Instructions to follow = Only the lines from the one with "Transcribe this image's" through the final line below belong in the answer, copied exactly and without pictures.

---------- Material shown ----------

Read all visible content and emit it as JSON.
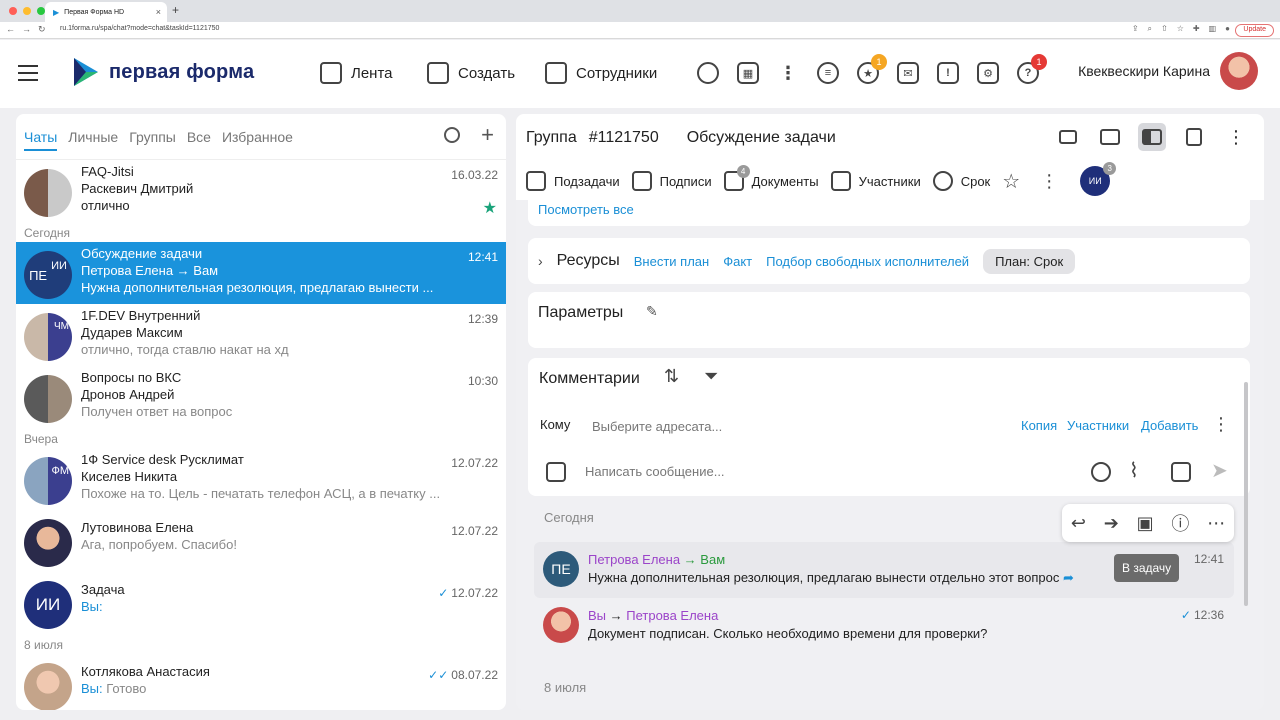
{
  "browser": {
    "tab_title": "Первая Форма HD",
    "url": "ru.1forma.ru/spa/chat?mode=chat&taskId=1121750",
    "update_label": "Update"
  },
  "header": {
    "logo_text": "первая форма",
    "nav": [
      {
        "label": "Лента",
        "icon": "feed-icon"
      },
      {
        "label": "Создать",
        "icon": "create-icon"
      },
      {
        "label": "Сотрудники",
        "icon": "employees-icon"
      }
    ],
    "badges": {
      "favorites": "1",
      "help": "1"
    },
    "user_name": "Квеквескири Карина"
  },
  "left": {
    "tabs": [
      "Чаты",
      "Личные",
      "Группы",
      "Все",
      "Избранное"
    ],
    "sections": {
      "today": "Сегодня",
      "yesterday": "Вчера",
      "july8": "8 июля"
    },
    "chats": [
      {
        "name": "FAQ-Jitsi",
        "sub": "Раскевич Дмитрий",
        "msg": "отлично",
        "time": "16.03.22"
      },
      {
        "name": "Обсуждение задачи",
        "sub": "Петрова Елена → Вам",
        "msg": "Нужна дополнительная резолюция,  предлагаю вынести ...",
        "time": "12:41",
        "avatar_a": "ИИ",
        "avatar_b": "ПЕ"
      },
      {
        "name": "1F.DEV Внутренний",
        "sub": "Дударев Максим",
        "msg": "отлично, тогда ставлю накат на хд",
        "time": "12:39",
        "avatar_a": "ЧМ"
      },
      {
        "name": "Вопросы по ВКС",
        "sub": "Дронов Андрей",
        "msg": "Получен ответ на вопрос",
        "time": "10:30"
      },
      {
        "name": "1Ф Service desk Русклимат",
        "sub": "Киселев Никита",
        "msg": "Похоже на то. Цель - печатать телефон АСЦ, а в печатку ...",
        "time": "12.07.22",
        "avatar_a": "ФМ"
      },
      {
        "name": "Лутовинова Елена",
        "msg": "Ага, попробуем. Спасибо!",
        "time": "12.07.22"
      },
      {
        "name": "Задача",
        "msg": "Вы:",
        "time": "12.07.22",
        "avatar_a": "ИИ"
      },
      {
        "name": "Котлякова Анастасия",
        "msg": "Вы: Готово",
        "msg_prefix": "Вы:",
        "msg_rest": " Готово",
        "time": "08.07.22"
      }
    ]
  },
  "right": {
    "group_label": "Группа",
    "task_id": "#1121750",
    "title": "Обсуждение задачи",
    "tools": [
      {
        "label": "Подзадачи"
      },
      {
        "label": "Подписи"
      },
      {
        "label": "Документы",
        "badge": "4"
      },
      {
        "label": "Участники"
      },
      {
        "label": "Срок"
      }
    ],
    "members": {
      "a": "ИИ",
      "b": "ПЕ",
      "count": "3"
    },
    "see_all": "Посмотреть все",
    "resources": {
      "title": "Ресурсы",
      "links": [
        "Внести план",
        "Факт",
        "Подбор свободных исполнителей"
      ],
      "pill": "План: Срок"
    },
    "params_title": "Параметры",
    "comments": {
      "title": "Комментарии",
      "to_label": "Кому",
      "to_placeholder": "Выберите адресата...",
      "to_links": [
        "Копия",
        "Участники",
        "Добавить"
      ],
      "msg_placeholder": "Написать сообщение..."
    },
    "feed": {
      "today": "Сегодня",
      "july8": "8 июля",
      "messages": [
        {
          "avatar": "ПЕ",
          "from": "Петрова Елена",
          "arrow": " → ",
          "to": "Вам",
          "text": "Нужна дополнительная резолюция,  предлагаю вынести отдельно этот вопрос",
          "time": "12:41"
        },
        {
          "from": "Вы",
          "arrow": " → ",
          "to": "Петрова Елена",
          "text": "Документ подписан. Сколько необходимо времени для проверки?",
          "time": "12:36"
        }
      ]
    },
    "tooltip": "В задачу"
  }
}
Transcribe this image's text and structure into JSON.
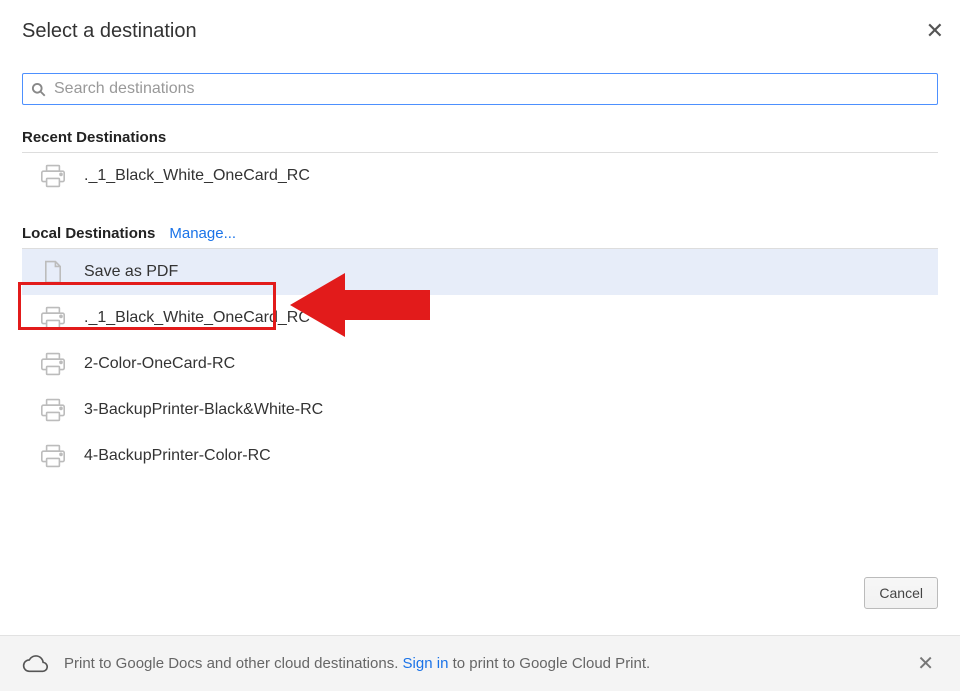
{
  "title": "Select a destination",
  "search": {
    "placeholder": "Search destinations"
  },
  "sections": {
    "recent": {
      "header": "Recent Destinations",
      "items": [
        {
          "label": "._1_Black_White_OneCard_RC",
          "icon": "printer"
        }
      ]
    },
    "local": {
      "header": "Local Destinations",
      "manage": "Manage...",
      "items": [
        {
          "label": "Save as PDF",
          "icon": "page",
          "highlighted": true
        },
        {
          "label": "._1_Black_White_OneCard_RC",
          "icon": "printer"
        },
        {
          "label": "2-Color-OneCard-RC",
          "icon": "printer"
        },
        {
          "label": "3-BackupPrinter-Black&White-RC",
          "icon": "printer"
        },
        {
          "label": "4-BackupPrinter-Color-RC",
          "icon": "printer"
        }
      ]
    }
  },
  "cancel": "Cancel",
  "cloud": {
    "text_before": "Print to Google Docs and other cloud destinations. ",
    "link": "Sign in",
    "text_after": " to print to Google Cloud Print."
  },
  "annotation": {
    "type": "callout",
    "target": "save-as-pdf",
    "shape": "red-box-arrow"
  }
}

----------

Result of this exercise =
Transcribe this image's text and structure into JSON.
{
  "title": "Select a destination",
  "search": {
    "placeholder": "Search destinations"
  },
  "sections": {
    "recent": {
      "header": "Recent Destinations",
      "items": [
        {
          "label": "._1_Black_White_OneCard_RC",
          "icon": "printer"
        }
      ]
    },
    "local": {
      "header": "Local Destinations",
      "manage": "Manage...",
      "items": [
        {
          "label": "Save as PDF",
          "icon": "page",
          "highlighted": true
        },
        {
          "label": "._1_Black_White_OneCard_RC",
          "icon": "printer"
        },
        {
          "label": "2-Color-OneCard-RC",
          "icon": "printer"
        },
        {
          "label": "3-BackupPrinter-Black&White-RC",
          "icon": "printer"
        },
        {
          "label": "4-BackupPrinter-Color-RC",
          "icon": "printer"
        }
      ]
    }
  },
  "cancel": "Cancel",
  "cloud": {
    "text_before": "Print to Google Docs and other cloud destinations. ",
    "link": "Sign in",
    "text_after": " to print to Google Cloud Print."
  },
  "annotation": {
    "type": "callout",
    "target": "save-as-pdf",
    "shape": "red-box-arrow"
  }
}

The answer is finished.